DATA SHOWN:
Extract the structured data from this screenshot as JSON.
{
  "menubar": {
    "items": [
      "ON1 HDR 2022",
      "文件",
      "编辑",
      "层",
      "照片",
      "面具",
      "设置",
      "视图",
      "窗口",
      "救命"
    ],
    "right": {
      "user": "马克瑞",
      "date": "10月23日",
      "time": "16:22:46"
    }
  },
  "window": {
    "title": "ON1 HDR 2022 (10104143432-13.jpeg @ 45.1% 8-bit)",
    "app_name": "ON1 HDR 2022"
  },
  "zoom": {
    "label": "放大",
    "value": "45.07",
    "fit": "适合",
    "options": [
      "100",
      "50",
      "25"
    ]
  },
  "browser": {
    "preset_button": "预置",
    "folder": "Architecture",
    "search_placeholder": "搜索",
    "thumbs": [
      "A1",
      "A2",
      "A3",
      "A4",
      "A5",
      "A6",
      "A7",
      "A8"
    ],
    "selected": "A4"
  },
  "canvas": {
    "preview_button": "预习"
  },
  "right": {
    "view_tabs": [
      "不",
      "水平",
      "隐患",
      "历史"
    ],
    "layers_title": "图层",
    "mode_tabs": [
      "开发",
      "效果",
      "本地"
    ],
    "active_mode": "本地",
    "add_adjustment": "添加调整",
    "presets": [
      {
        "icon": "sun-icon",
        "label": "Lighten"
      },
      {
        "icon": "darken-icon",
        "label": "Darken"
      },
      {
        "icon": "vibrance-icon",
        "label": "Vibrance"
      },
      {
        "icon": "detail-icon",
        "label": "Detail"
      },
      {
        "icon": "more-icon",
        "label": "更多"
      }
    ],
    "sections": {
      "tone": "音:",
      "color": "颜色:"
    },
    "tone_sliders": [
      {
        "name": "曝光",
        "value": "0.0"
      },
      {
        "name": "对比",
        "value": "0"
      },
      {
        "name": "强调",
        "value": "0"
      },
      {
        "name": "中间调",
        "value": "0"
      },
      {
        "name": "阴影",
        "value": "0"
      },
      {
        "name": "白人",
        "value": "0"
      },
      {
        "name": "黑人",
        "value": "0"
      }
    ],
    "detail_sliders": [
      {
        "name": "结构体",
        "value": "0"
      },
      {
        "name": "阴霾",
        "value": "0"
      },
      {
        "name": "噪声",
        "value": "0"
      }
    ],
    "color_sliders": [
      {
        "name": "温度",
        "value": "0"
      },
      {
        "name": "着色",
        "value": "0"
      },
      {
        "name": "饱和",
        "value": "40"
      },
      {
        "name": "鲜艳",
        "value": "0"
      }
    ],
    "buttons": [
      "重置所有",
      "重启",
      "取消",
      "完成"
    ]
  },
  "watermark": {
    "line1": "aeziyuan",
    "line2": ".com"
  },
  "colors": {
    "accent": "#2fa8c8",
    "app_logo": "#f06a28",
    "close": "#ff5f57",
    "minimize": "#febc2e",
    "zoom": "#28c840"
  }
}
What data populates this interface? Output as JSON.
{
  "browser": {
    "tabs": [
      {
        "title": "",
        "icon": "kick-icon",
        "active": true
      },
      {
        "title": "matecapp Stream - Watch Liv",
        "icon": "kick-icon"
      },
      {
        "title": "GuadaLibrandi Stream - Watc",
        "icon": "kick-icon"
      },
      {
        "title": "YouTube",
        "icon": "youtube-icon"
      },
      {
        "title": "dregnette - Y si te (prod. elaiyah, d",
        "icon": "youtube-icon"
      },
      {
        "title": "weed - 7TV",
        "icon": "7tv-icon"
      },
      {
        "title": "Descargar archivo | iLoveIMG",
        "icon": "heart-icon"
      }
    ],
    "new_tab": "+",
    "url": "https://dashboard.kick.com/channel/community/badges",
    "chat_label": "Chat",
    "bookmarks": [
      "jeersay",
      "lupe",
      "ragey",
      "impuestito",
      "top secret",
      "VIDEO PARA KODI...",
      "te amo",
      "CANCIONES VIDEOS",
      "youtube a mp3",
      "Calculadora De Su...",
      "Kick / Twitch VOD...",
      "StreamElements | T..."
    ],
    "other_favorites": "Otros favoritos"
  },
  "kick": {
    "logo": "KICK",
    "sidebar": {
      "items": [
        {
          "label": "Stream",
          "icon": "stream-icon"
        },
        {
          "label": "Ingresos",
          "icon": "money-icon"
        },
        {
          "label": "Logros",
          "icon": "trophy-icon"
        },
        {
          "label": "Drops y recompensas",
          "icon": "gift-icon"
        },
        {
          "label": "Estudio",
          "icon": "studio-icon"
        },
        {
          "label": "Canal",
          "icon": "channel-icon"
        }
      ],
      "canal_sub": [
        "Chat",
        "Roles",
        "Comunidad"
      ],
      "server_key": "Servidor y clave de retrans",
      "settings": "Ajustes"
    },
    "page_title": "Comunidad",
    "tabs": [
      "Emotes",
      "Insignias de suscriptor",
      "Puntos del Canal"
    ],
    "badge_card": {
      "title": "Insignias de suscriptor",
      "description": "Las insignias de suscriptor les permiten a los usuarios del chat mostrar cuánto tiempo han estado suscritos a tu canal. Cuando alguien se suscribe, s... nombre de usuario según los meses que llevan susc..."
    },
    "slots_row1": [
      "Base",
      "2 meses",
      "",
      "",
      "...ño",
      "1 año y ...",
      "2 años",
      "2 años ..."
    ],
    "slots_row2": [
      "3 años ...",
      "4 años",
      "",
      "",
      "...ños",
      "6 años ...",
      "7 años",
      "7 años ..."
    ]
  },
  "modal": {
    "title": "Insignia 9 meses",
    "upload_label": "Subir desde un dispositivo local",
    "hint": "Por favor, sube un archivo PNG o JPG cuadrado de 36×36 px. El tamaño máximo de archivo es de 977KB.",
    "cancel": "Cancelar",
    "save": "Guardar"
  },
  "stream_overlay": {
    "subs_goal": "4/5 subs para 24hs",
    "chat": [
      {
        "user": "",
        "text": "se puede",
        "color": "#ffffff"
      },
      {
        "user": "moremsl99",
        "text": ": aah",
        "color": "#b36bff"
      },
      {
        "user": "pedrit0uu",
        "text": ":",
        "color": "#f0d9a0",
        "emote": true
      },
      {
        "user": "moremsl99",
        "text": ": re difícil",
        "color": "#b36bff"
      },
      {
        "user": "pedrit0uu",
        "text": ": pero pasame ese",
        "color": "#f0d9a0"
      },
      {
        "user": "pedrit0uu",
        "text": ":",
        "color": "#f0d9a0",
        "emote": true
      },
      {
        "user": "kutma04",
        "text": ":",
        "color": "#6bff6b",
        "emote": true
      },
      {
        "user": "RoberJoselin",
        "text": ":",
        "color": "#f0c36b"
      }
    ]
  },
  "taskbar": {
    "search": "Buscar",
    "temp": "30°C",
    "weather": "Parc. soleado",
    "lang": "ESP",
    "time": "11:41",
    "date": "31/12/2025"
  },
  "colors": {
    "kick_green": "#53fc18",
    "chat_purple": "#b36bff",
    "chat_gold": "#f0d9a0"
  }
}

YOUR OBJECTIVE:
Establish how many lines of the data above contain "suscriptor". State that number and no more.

EXERCISE SOLUTION:
3